* ABOUT THIS TASK *
In the records that follow, count each line where the string "true" occurs. Provide the total and no other text.

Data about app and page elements
-- Opening Marker --
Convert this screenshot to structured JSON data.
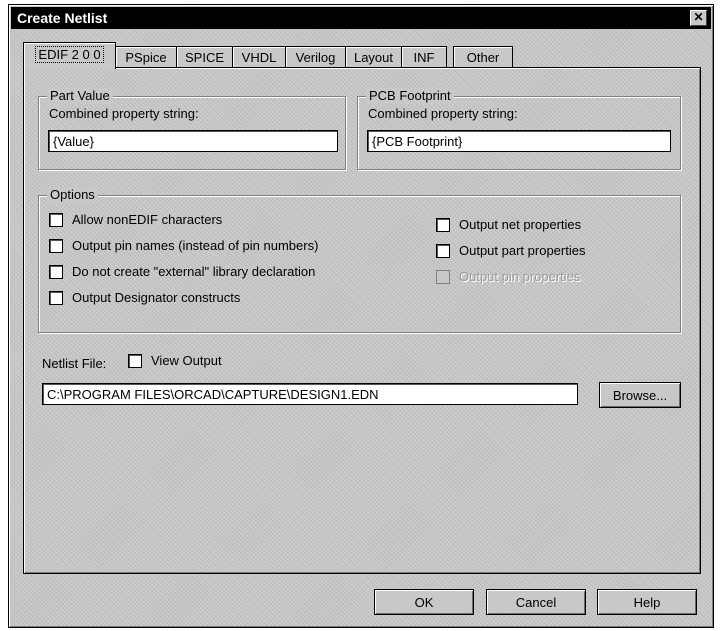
{
  "dialog": {
    "title": "Create Netlist",
    "close_glyph": "✕"
  },
  "tabs": [
    {
      "label": "EDIF 2 0 0",
      "active": true
    },
    {
      "label": "PSpice"
    },
    {
      "label": "SPICE"
    },
    {
      "label": "VHDL"
    },
    {
      "label": "Verilog"
    },
    {
      "label": "Layout"
    },
    {
      "label": "INF"
    },
    {
      "label": "Other"
    }
  ],
  "part_value": {
    "group_label": "Part Value",
    "field_label": "Combined property string:",
    "value": "{Value}"
  },
  "pcb_footprint": {
    "group_label": "PCB Footprint",
    "field_label": "Combined property string:",
    "value": "{PCB Footprint}"
  },
  "options": {
    "group_label": "Options",
    "left": [
      {
        "label": "Allow nonEDIF characters",
        "checked": false
      },
      {
        "label": "Output pin names (instead of pin numbers)",
        "checked": false
      },
      {
        "label": "Do not create \"external\" library declaration",
        "checked": false
      },
      {
        "label": "Output Designator constructs",
        "checked": false
      }
    ],
    "right": [
      {
        "label": "Output net properties",
        "checked": false,
        "enabled": true
      },
      {
        "label": "Output part properties",
        "checked": false,
        "enabled": true
      },
      {
        "label": "Output pin properties",
        "checked": false,
        "enabled": false
      }
    ]
  },
  "netlist": {
    "file_label": "Netlist File:",
    "view_output_label": "View Output",
    "view_output_checked": false,
    "path": "C:\\PROGRAM FILES\\ORCAD\\CAPTURE\\DESIGN1.EDN",
    "browse_label": "Browse..."
  },
  "buttons": {
    "ok": "OK",
    "cancel": "Cancel",
    "help": "Help"
  }
}
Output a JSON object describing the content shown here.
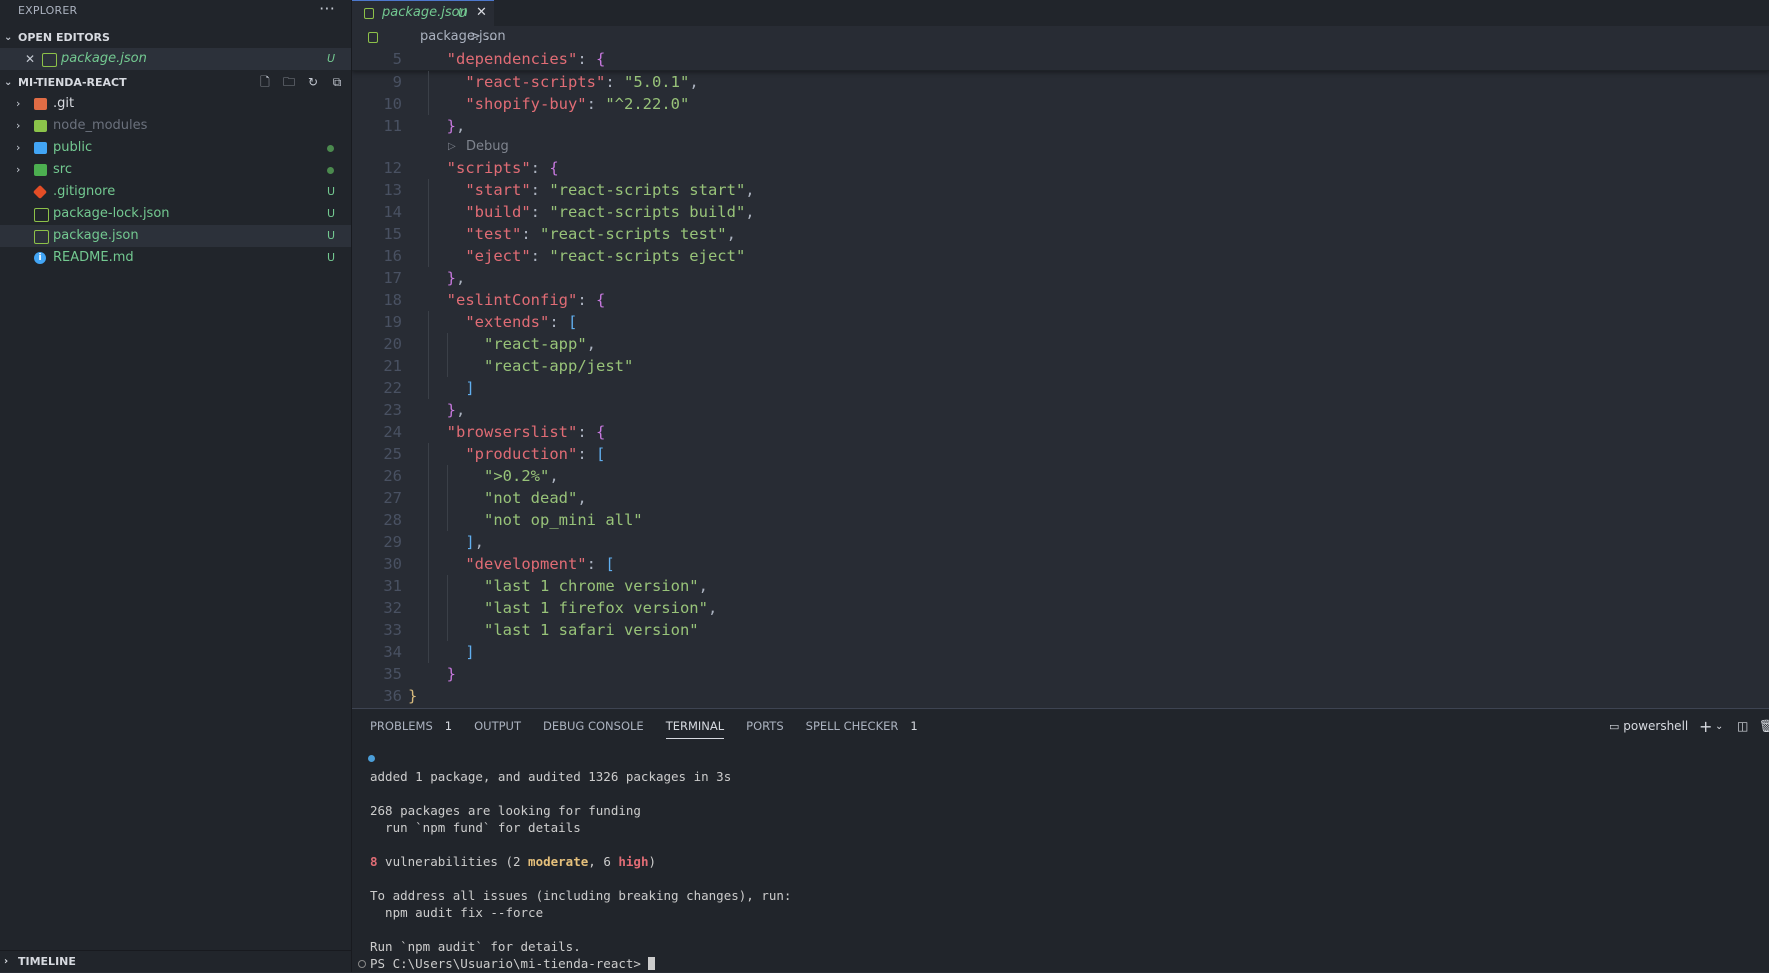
{
  "sidebar": {
    "title": "EXPLORER",
    "more": "···",
    "open_editors": {
      "label": "OPEN EDITORS",
      "items": [
        {
          "name": "package.json",
          "badge": "U"
        }
      ]
    },
    "project": {
      "label": "MI-TIENDA-REACT",
      "items": [
        {
          "name": ".git",
          "badge": ""
        },
        {
          "name": "node_modules",
          "badge": ""
        },
        {
          "name": "public",
          "badge": ""
        },
        {
          "name": "src",
          "badge": ""
        },
        {
          "name": ".gitignore",
          "badge": "U"
        },
        {
          "name": "package-lock.json",
          "badge": "U"
        },
        {
          "name": "package.json",
          "badge": "U"
        },
        {
          "name": "README.md",
          "badge": "U"
        }
      ]
    },
    "timeline": "TIMELINE"
  },
  "editor": {
    "tab": {
      "label": "package.json",
      "badge": "U"
    },
    "breadcrumb": {
      "file": "package.json",
      "sep": "> ..."
    },
    "codelens": "Debug",
    "line_numbers": [
      "5",
      "9",
      "10",
      "11",
      "12",
      "13",
      "14",
      "15",
      "16",
      "17",
      "18",
      "19",
      "20",
      "21",
      "22",
      "23",
      "24",
      "25",
      "26",
      "27",
      "28",
      "29",
      "30",
      "31",
      "32",
      "33",
      "34",
      "35",
      "36"
    ]
  },
  "panel": {
    "tabs": [
      {
        "label": "PROBLEMS",
        "count": "1"
      },
      {
        "label": "OUTPUT",
        "count": ""
      },
      {
        "label": "DEBUG CONSOLE",
        "count": ""
      },
      {
        "label": "TERMINAL",
        "count": ""
      },
      {
        "label": "PORTS",
        "count": ""
      },
      {
        "label": "SPELL CHECKER",
        "count": "1"
      }
    ],
    "shell": "powershell",
    "terminal": {
      "l1": "added 1 package, and audited 1326 packages in 3s",
      "l2": "268 packages are looking for funding",
      "l3": "  run `npm fund` for details",
      "vuln_count": "8",
      "vuln_pre": " vulnerabilities (2 ",
      "vuln_moderate": "moderate",
      "vuln_mid": ", 6 ",
      "vuln_high": "high",
      "vuln_post": ")",
      "l5": "To address all issues (including breaking changes), run:",
      "l6": "  npm audit fix --force",
      "l7": "Run `npm audit` for details.",
      "prompt": "PS C:\\Users\\Usuario\\mi-tienda-react> "
    }
  }
}
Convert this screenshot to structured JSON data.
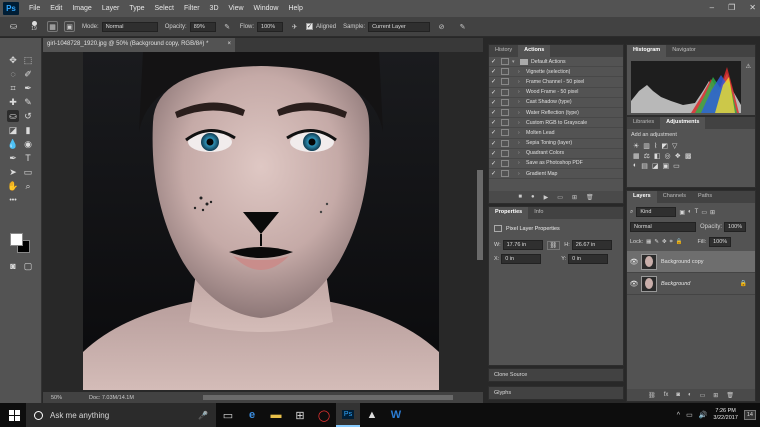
{
  "app": {
    "logo": "Ps",
    "menu": [
      "File",
      "Edit",
      "Image",
      "Layer",
      "Type",
      "Select",
      "Filter",
      "3D",
      "View",
      "Window",
      "Help"
    ],
    "window_controls": [
      "–",
      "❐",
      "✕"
    ]
  },
  "options_bar": {
    "brush_size": "19",
    "mode_label": "Mode:",
    "mode_value": "Normal",
    "opacity_label": "Opacity:",
    "opacity_value": "89%",
    "flow_label": "Flow:",
    "flow_value": "100%",
    "aligned_label": "Aligned",
    "sample_label": "Sample:",
    "sample_value": "Current Layer"
  },
  "document": {
    "tab_title": "girl-1048728_1920.jpg @ 50% (Background copy, RGB/8#) *",
    "tab_close": "×",
    "zoom": "50%",
    "doc_info": "Doc: 7.03M/14.1M"
  },
  "history_panel": {
    "tabs": [
      "History",
      "Actions"
    ],
    "active_tab": "Actions",
    "actions": [
      {
        "label": "Default Actions",
        "folder": true
      },
      {
        "label": "Vignette (selection)"
      },
      {
        "label": "Frame Channel - 50 pixel"
      },
      {
        "label": "Wood Frame - 50 pixel"
      },
      {
        "label": "Cast Shadow (type)"
      },
      {
        "label": "Water Reflection (type)"
      },
      {
        "label": "Custom RGB to Grayscale"
      },
      {
        "label": "Molten Lead"
      },
      {
        "label": "Sepia Toning (layer)"
      },
      {
        "label": "Quadrant Colors"
      },
      {
        "label": "Save as Photoshop PDF"
      },
      {
        "label": "Gradient Map"
      }
    ]
  },
  "properties_panel": {
    "tabs": [
      "Properties",
      "Info"
    ],
    "heading": "Pixel Layer Properties",
    "w_label": "W:",
    "w_value": "17.76 in",
    "h_label": "H:",
    "h_value": "26.67 in",
    "x_label": "X:",
    "x_value": "0 in",
    "y_label": "Y:",
    "y_value": "0 in"
  },
  "collapsed_panels": [
    "Clone Source",
    "Glyphs"
  ],
  "histogram_panel": {
    "tabs": [
      "Histogram",
      "Navigator"
    ]
  },
  "adjustments_panel": {
    "tabs": [
      "Libraries",
      "Adjustments"
    ],
    "heading": "Add an adjustment"
  },
  "layers_panel": {
    "tabs": [
      "Layers",
      "Channels",
      "Paths"
    ],
    "filter_value": "Kind",
    "blend_value": "Normal",
    "opacity_label": "Opacity:",
    "opacity_value": "100%",
    "lock_label": "Lock:",
    "fill_label": "Fill:",
    "fill_value": "100%",
    "layers": [
      {
        "name": "Background copy",
        "selected": true
      },
      {
        "name": "Background",
        "locked": true
      }
    ]
  },
  "taskbar": {
    "search_placeholder": "Ask me anything",
    "time": "7:26 PM",
    "date": "3/22/2017",
    "notification_count": "14"
  },
  "colors": {
    "menubar": "#535353",
    "panel": "#535353",
    "dark": "#282828",
    "selected_layer": "#6e6e6e",
    "taskbar": "#0d0d0d"
  }
}
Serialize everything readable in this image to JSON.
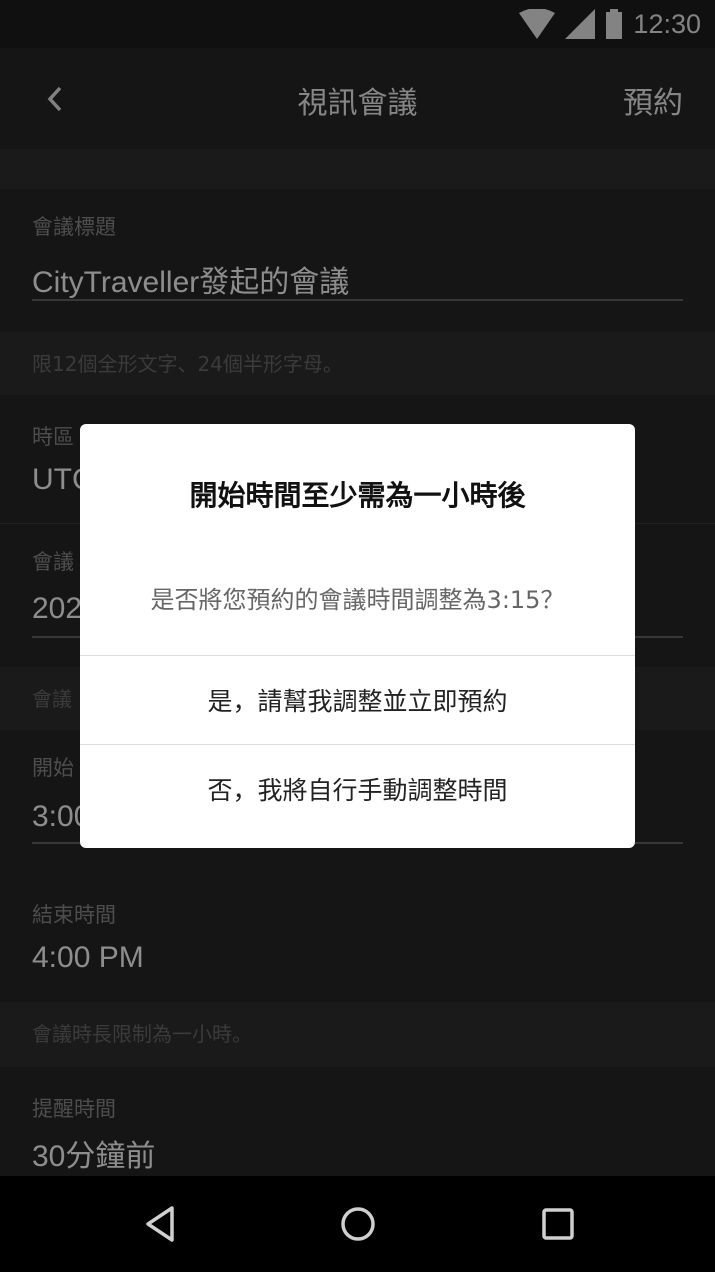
{
  "status_bar": {
    "time": "12:30"
  },
  "app_bar": {
    "title": "視訊會議",
    "action": "預約"
  },
  "form": {
    "meeting_title_label": "會議標題",
    "meeting_title_value": "CityTraveller發起的會議",
    "title_hint": "限12個全形文字、24個半形字母。",
    "timezone_label": "時區",
    "timezone_value": "UTC",
    "meeting_date_label": "會議",
    "meeting_date_value": "202",
    "section_label": "會議",
    "start_label": "開始",
    "start_value": "3:00",
    "end_label": "結束時間",
    "end_value": "4:00 PM",
    "duration_hint": "會議時長限制為一小時。",
    "reminder_label": "提醒時間",
    "reminder_value": "30分鐘前"
  },
  "dialog": {
    "title": "開始時間至少需為一小時後",
    "message": "是否將您預約的會議時間調整為3:15？",
    "confirm": "是，請幫我調整並立即預約",
    "cancel": "否，我將自行手動調整時間"
  },
  "colors": {
    "background": "#222222",
    "band": "#2b2b2b",
    "dialog": "#ffffff"
  }
}
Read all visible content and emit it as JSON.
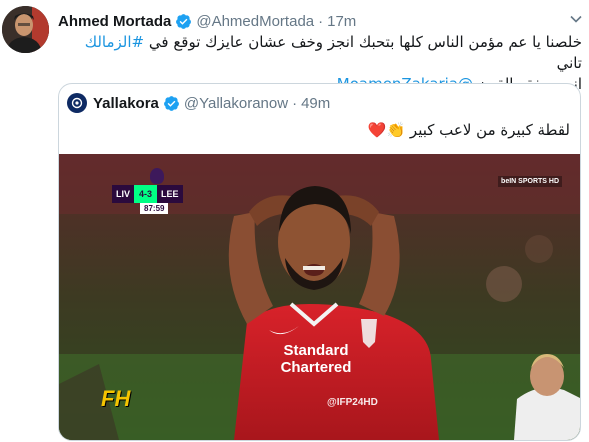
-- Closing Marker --
* RESULT FOR THIS TASK *
6